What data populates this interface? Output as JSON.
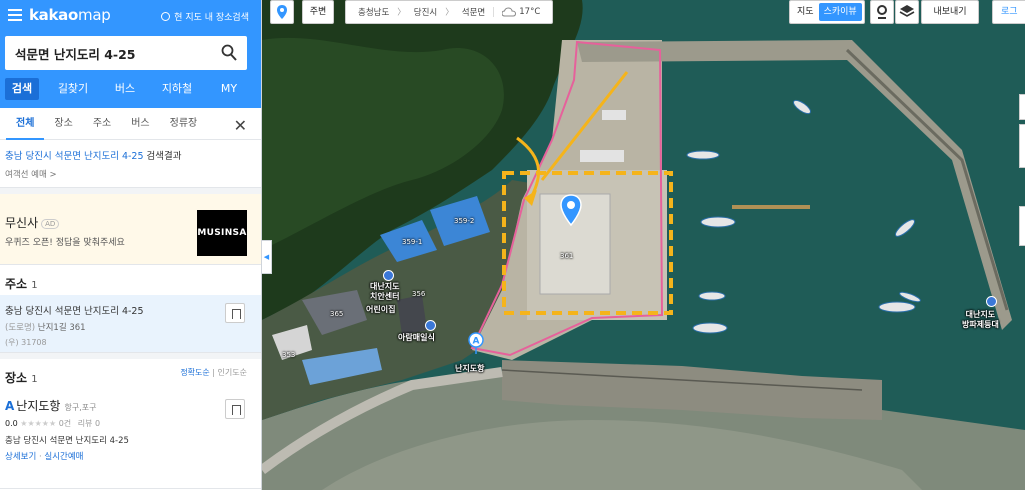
{
  "app": {
    "logo_bold": "kakao",
    "logo_light": "map",
    "view_toggle": "현 지도 내 장소검색"
  },
  "search": {
    "query": "석문면 난지도리 4-25"
  },
  "mode_tabs": [
    "검색",
    "길찾기",
    "버스",
    "지하철",
    "MY"
  ],
  "category_tabs": [
    "전체",
    "장소",
    "주소",
    "버스",
    "정류장"
  ],
  "result_header": {
    "query_prefix": "충남 당진시 석문면 난지도리 4-25",
    "query_suffix": " 검색결과",
    "suggestion": "여객선 예매 >"
  },
  "ad": {
    "name": "무신사",
    "tag": "AD",
    "description": "우퀴즈 오픈! 정답을 맞춰주세요",
    "brand_logo": "MUSINSA"
  },
  "address_section": {
    "title": "주소",
    "count": "1",
    "item": {
      "main": "충남 당진시 석문면 난지도리 4-25",
      "road_label": "(도로명)",
      "road": " 난지1길 361",
      "zip": "(우) 31708"
    }
  },
  "place_section": {
    "title": "장소",
    "count": "1",
    "sort_on": "정확도순",
    "sort_sep": " | ",
    "sort_off": "인기도순",
    "item": {
      "marker": "A",
      "name": "난지도항",
      "category": "항구,포구",
      "score": "0.0",
      "stars": "★★★★★",
      "review_count": "0건",
      "reviews": "리뷰 0",
      "address": "충남 당진시 석문면 난지도리 4-25",
      "link_detail": "상세보기",
      "link_sep": " · ",
      "link_live": "실시간예매"
    }
  },
  "map_top": {
    "near": "주변",
    "crumbs": [
      "충청남도",
      "당진시",
      "석문면"
    ],
    "temperature": "17°C",
    "map_types": [
      "지도",
      "스카이뷰"
    ],
    "share": "내보내기",
    "login": "로그"
  },
  "map_labels": {
    "lots": [
      "359-2",
      "359-1",
      "361",
      "356",
      "365",
      "353"
    ],
    "pois": [
      "대난지도\n치안센터",
      "어린이집",
      "아람매일식",
      "난지도항",
      "대난지도\n방파제등대"
    ]
  },
  "colors": {
    "brand_blue": "#3396ff",
    "highlight_orange": "#f5b41b",
    "boundary_pink": "#e6619b",
    "sea": "#1d5a55"
  }
}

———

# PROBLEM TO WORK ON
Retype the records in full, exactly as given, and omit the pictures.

# ANSWER AREA
What data populates this interface? Output as JSON.
{
  "app": {
    "logo_bold": "kakao",
    "logo_light": "map",
    "view_toggle": "현 지도 내 장소검색"
  },
  "search": {
    "query": "석문면 난지도리 4-25"
  },
  "mode_tabs": [
    "검색",
    "길찾기",
    "버스",
    "지하철",
    "MY"
  ],
  "category_tabs": [
    "전체",
    "장소",
    "주소",
    "버스",
    "정류장"
  ],
  "result_header": {
    "query_prefix": "충남 당진시 석문면 난지도리 4-25",
    "query_suffix": " 검색결과",
    "suggestion": "여객선 예매 >"
  },
  "ad": {
    "name": "무신사",
    "tag": "AD",
    "description": "우퀴즈 오픈! 정답을 맞춰주세요",
    "brand_logo": "MUSINSA"
  },
  "address_section": {
    "title": "주소",
    "count": "1",
    "item": {
      "main": "충남 당진시 석문면 난지도리 4-25",
      "road_label": "(도로명)",
      "road": " 난지1길 361",
      "zip": "(우) 31708"
    }
  },
  "place_section": {
    "title": "장소",
    "count": "1",
    "sort_on": "정확도순",
    "sort_sep": " | ",
    "sort_off": "인기도순",
    "item": {
      "marker": "A",
      "name": "난지도항",
      "category": "항구,포구",
      "score": "0.0",
      "stars": "★★★★★",
      "review_count": "0건",
      "reviews": "리뷰 0",
      "address": "충남 당진시 석문면 난지도리 4-25",
      "link_detail": "상세보기",
      "link_sep": " · ",
      "link_live": "실시간예매"
    }
  },
  "map_top": {
    "near": "주변",
    "crumbs": [
      "충청남도",
      "당진시",
      "석문면"
    ],
    "temperature": "17°C",
    "map_types": [
      "지도",
      "스카이뷰"
    ],
    "share": "내보내기",
    "login": "로그"
  },
  "map_labels": {
    "lots": [
      "359-2",
      "359-1",
      "361",
      "356",
      "365",
      "353"
    ],
    "pois": [
      "대난지도\n치안센터",
      "어린이집",
      "아람매일식",
      "난지도항",
      "대난지도\n방파제등대"
    ]
  },
  "colors": {
    "brand_blue": "#3396ff",
    "highlight_orange": "#f5b41b",
    "boundary_pink": "#e6619b",
    "sea": "#1d5a55"
  }
}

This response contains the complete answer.